Thursday, 1 December 2011

Two Monkeys With Wrenches

Sasquatch Provincial Park, 9 juin 2008, 3My guest swallowed and exhaled.

"I'd have to agree," he said.

He cradled my rice bowl in one gigantic palm, as if it were a flower, and gazed into his tea. A gentle July breeze fluttered the crown of the Bodhi Tree, but hardly whispered the Tyvek shelter.

"Guys like us just bust up the symmetry, you know? Drives 'em ape."

He peeled off another section with surprising delicacy, given his eight-inch fingers, and placed it in his mouth.

"What do call these things?" he asked.

"Oranges," I said.

He raised a heavy brow, as who should say, "Ask a stupid question", and continued.

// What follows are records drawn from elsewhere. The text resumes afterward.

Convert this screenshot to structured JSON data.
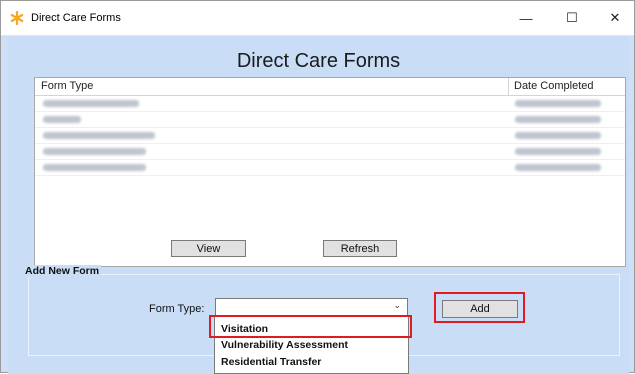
{
  "window": {
    "title": "Direct Care Forms",
    "controls": {
      "minimize": "—",
      "maximize": "☐",
      "close": "✕"
    }
  },
  "main": {
    "title": "Direct Care Forms",
    "list": {
      "columns": [
        "Form Type",
        "Date Completed"
      ],
      "rows": [
        {
          "form_type": "",
          "date_completed": ""
        },
        {
          "form_type": "",
          "date_completed": ""
        },
        {
          "form_type": "",
          "date_completed": ""
        },
        {
          "form_type": "",
          "date_completed": ""
        },
        {
          "form_type": "",
          "date_completed": ""
        }
      ]
    },
    "buttons": {
      "view": "View",
      "refresh": "Refresh"
    }
  },
  "add_new_form": {
    "legend": "Add New Form",
    "form_type_label": "Form Type:",
    "form_type_value": "",
    "add_label": "Add",
    "dropdown_options": [
      "Visitation",
      "Vulnerability Assessment",
      "Residential Transfer"
    ]
  },
  "colors": {
    "highlight": "#e11b22",
    "background": "#c9ddf6",
    "accent_icon": "#f7a81b"
  }
}
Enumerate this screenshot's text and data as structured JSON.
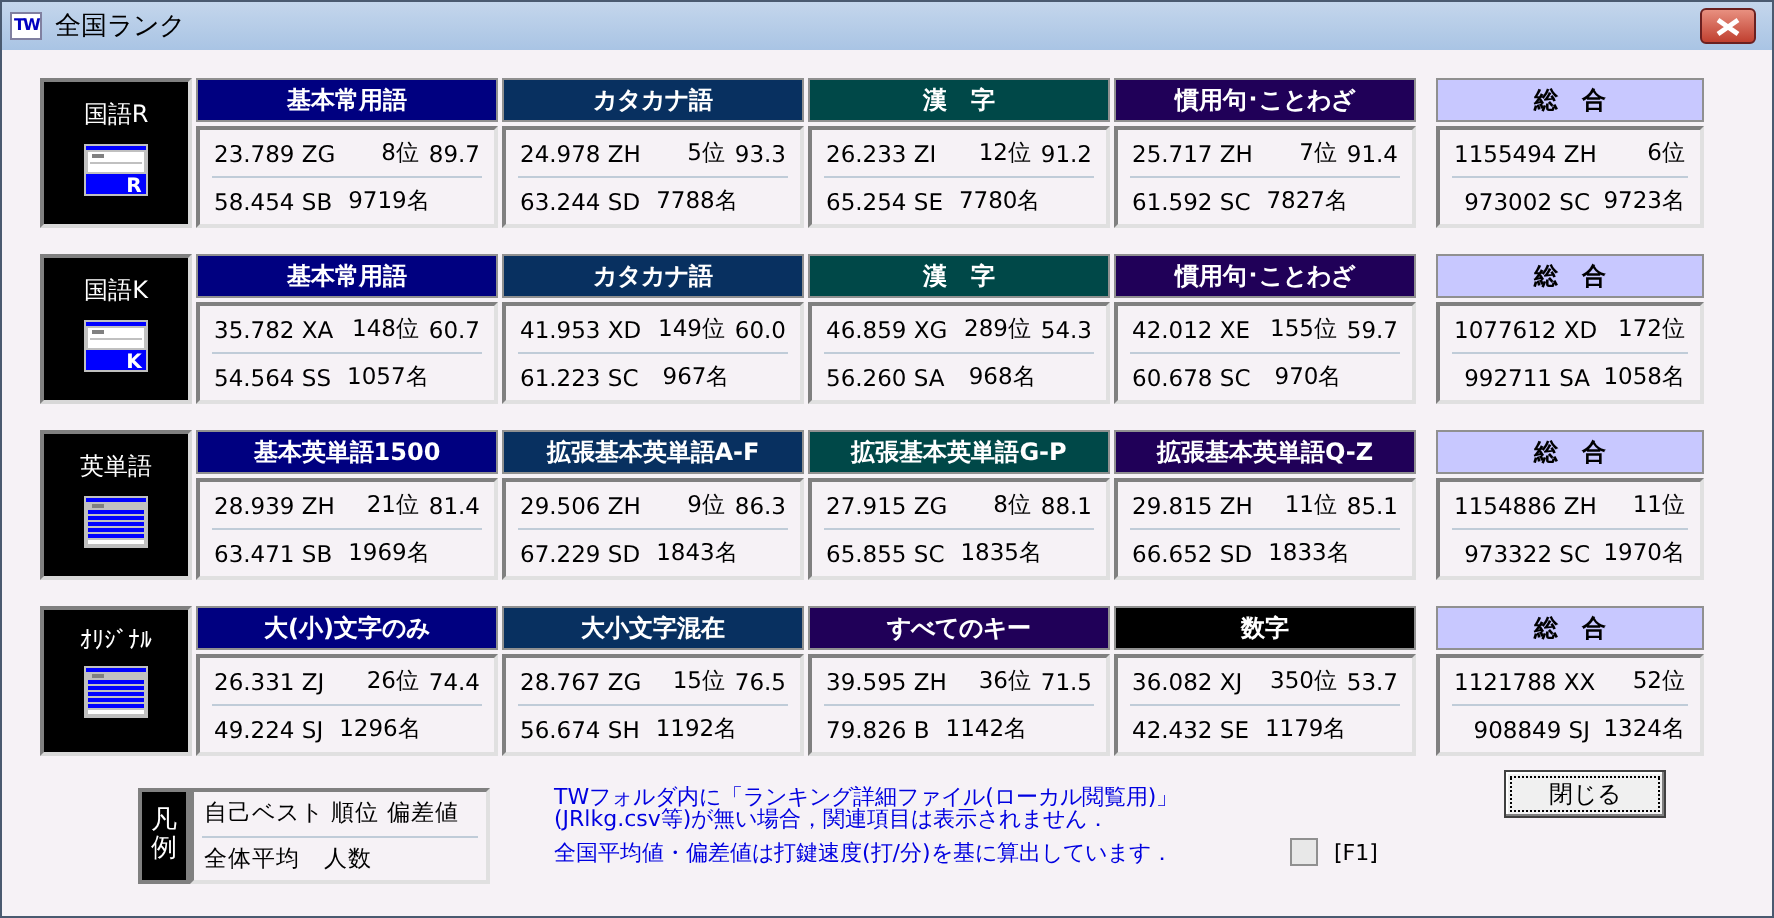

"They've got it all figured out. Except you can't. So they have to whittle 'all' down to just what they know. Then they pass a law saying that their 'all' is the only all. If you set foot outside it, that's criminal trespass. So what happens to those who live there?"

"Every track we make is vandalism."

"Worse. It's a hoax."

I nodded.

"Back in the old days," I said, "people drew maps of the planet, but they didn't know most of it, so they just wrote 'Here be dragons' on those parts."

"They were right."

He took another sip of genmai and savoured another orange slice.

"Well, we exist all the same, cousin. You gotta not let them get inside your head. Whether they can prove it or not, we're here. And that's their problem."

I nodded again, vigorously.

"Their problem," I agreed. "They keep insisting I furnish proof that I exist, like they don't have to permit it until I do."

My visitor stretched a long, whorled leg, and relaxed into royal ease.

"Maybe all you need is a good photographer," he said.

"You know one?"

"No."

He contemplated the leaves on the Bodhi Tree.

"Doesn't matter anyway; they'd still deny it. But you gotta not care. That's the key to cargo. You gotta not waste time on them, or it."

He popped the rest of the orange into his mouth and crushed it against his palate with evident pleasure.

"I got bananas too," I said, pulling out of lotus.

"Never touch the stuff," he said. "Anyway, I gotta split. Thanks for the tea."

We staggered to our feet, wincing at the kinked joints, and I accompanied him to the edge of the clearing. At the trailhead he pressed his hairless hands into a giant lotus bud. Even bowing, he was a head taller than me.

I smiled and returned his gasshō. "How do you know about this?" I asked.

"We have a branch office in the Himalayas," he said.

"Ah, yeah."

He shook his head.

"Abominable snow, man."

He was already ten yards away, long arms swinging, loping smoothly toward the Eight Brothers on snowshoe feet that somehow made no sound whatsoever.

His head swivelled right, and without breaking speed or rhythm, he called:

"Stay curious, George."

Two strides more, and his glossy black form vanished into the spruces.

"And remember," came a last ethereal, disembodied note: "Get off your horse first."


(Adapted from 100 Days on the Mountain, copyright RK Henderson. Photo courtesy of WikiMedia and Philippe Giabbanelli [photographer].)

Related Posts Plugin for WordPress, Blogger...